Ohio initially appeared to be the place that represented itself the strongest in the 2012 NCAA Tournament, after the Buckeye State became the very first state to ever produce four Sweet Sixteen teams (Ohio State, Cincinnati, Xavier & Ohio U). While three of these four schools went down in defeat over the weekend, the lion’s share of college hoops fans in the state are still on top of the world, as Thad Matta’s Ohio State team will be heading to New Orleans, after defeating Syracuse during Saturday’s East Regional Final in Boston.
The state of Ohio has a lot to brag about at the present time, but nothing even close to what the folks across the border in Kentucky are currently experiencing.
During the past several seasons, a trip to St. Louis Cardinals spring training has involved the presence of arguably the greatest player and manager of this generation of Major League Baseball (Albert Pujols and Tony La Russa). This Grapefruit League season, a visit to Roger Dean Stadium in Jupiter, Florida has a significantly different feel, as the defending World Series champs are getting ready to begin a new era of baseball, void of the iconic franchise’s two most recent cornerstones.
During Florida’s Grapefruit League schedule, without question, the highest level of spring training activity centers around George M. Steinbrenner Field in Tampa. Located directly across the street from Raymond James Stadium (home of the Buccaneers) and just down the street from the Bucs practice facility and Tampa Bay International Airport, the 31-acre New York Yankees spring training venue packs in crowds of more than 11,000 snowbirds, vacationers and full-time area residents, throughout the months of February and March.

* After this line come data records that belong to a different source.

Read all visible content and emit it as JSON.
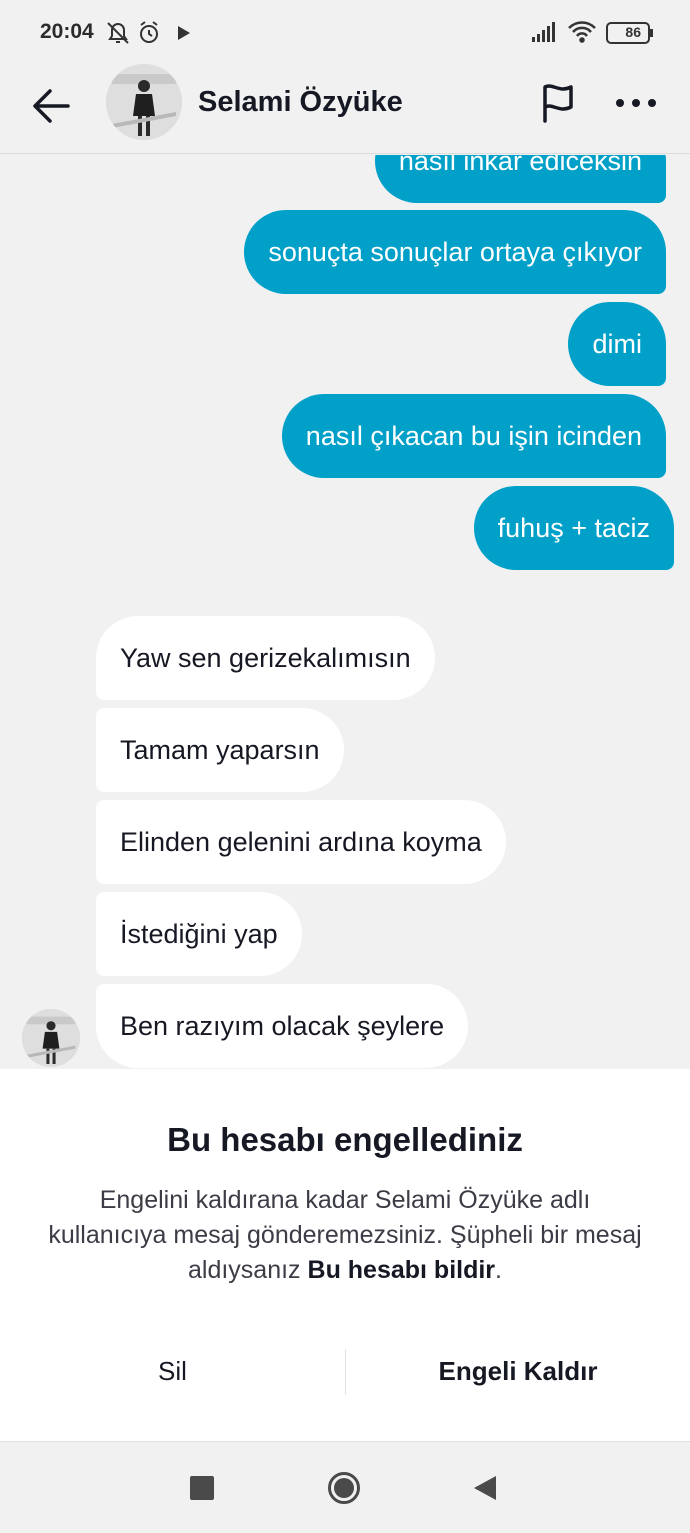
{
  "status_bar": {
    "time": "20:04",
    "left_icons": [
      "bell-off-icon",
      "alarm-icon",
      "play-store-icon"
    ],
    "right_icons": [
      "signal-icon",
      "wifi-icon",
      "battery-icon"
    ],
    "battery": "86"
  },
  "header": {
    "contact_name": "Selami Özyüke",
    "icons": [
      "back-arrow-icon",
      "flag-icon",
      "more-icon"
    ]
  },
  "messages": [
    {
      "from": "me",
      "text": "nasıl inkar ediceksin"
    },
    {
      "from": "me",
      "text": "sonuçta sonuçlar ortaya çıkıyor"
    },
    {
      "from": "me",
      "text": "dimi"
    },
    {
      "from": "me",
      "text": "nasıl çıkacan bu işin icinden"
    },
    {
      "from": "me",
      "text": "fuhuş + taciz"
    },
    {
      "from": "them",
      "text": "Yaw sen gerizekalımısın"
    },
    {
      "from": "them",
      "text": "Tamam yaparsın"
    },
    {
      "from": "them",
      "text": "Elinden gelenini ardına koyma"
    },
    {
      "from": "them",
      "text": "İstediğini yap"
    },
    {
      "from": "them",
      "text": "Ben razıyım olacak şeylere"
    }
  ],
  "blocked": {
    "title": "Bu hesabı engellediniz",
    "description": "Engelini kaldırana kadar Selami Özyüke adlı kullanıcıya mesaj gönderemezsiniz. Şüpheli bir mesaj aldıysanız ",
    "report_link": "Bu hesabı bildir",
    "description_end": ".",
    "delete_label": "Sil",
    "unblock_label": "Engeli Kaldır"
  },
  "colors": {
    "outgoing_bubble": "#00a0c8",
    "incoming_bubble": "#ffffff",
    "background": "#f1f1f2"
  }
}
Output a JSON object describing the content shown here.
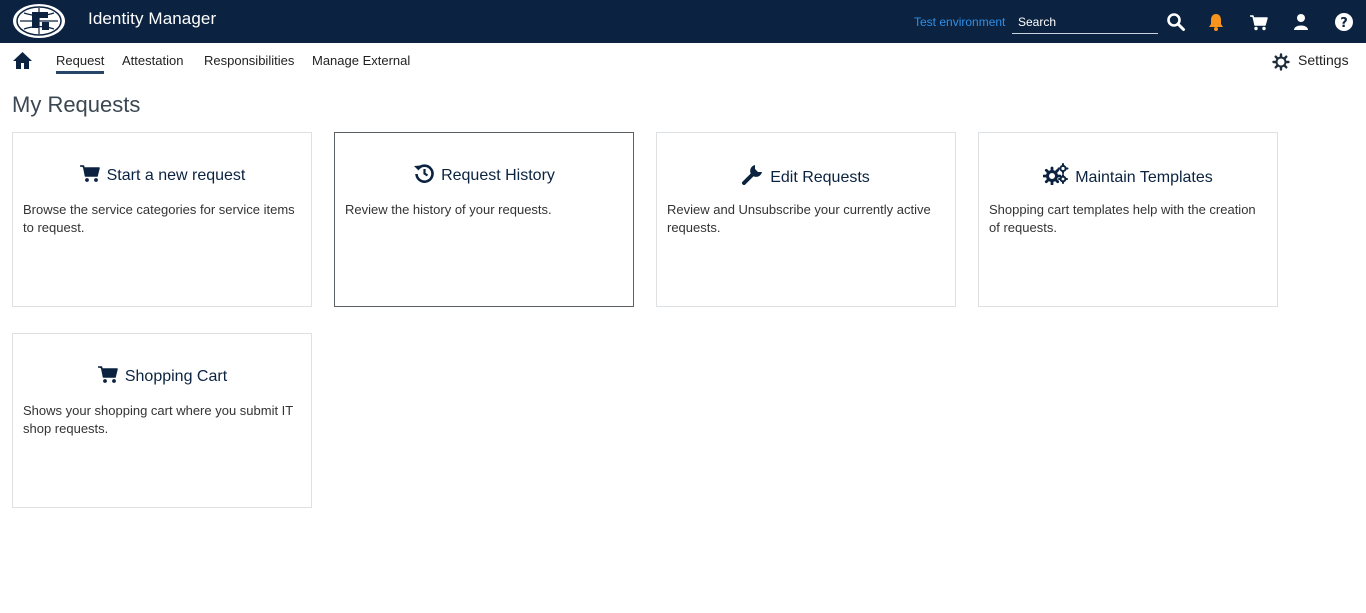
{
  "header": {
    "app_title": "Identity Manager",
    "environment": "Test environment",
    "search_placeholder": "Search",
    "icons": [
      "search-icon",
      "bell-icon",
      "cart-icon",
      "user-icon",
      "help-icon"
    ],
    "notification_color": "#f7941d",
    "bar_color": "#0b2340"
  },
  "nav": {
    "items": [
      {
        "label": "Request",
        "active": true
      },
      {
        "label": "Attestation"
      },
      {
        "label": "Responsibilities"
      },
      {
        "label": "Manage External"
      }
    ],
    "settings_label": "Settings"
  },
  "main": {
    "title": "My Requests",
    "tiles": [
      {
        "icon": "cart-icon",
        "title": "Start a new request",
        "description": "Browse the service categories for service items to request."
      },
      {
        "icon": "history-icon",
        "title": "Request History",
        "description": "Review the history of your requests."
      },
      {
        "icon": "wrench-icon",
        "title": "Edit Requests",
        "description": "Review and Unsubscribe your currently active requests."
      },
      {
        "icon": "gears-icon",
        "title": "Maintain Templates",
        "description": "Shopping cart templates help with the creation of requests."
      },
      {
        "icon": "cart-icon",
        "title": "Shopping Cart",
        "description": "Shows your shopping cart where you submit IT shop requests."
      }
    ]
  }
}
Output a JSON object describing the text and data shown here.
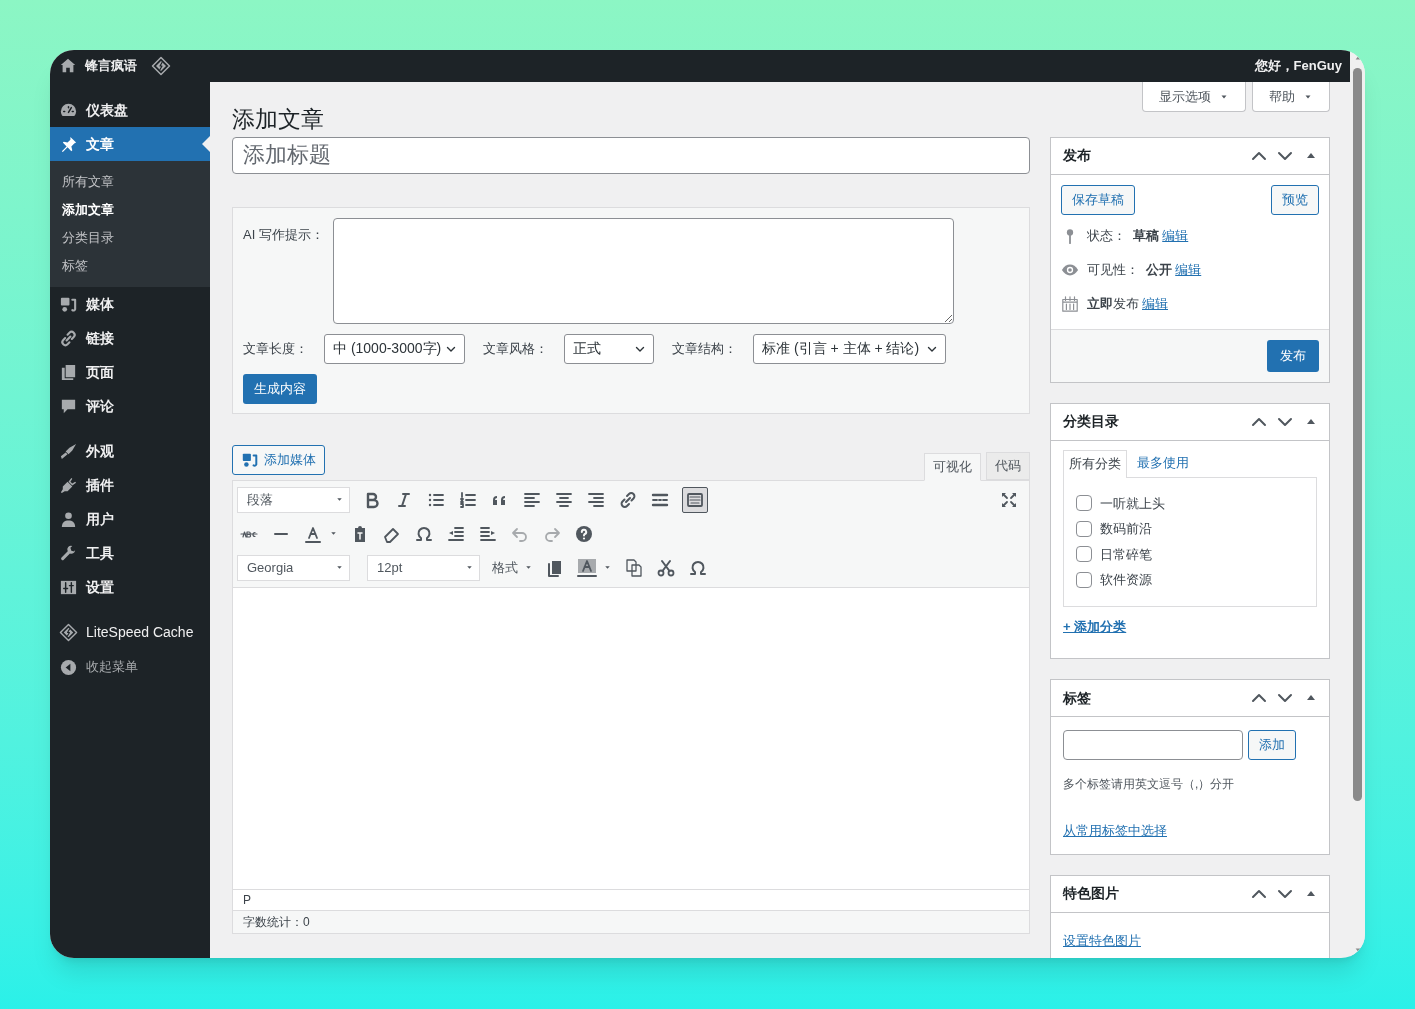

When combining Florida’s warm winters, with a lack of state income tax, many current and former Major League players choose to make their winter/primary residences in the Sunshine State.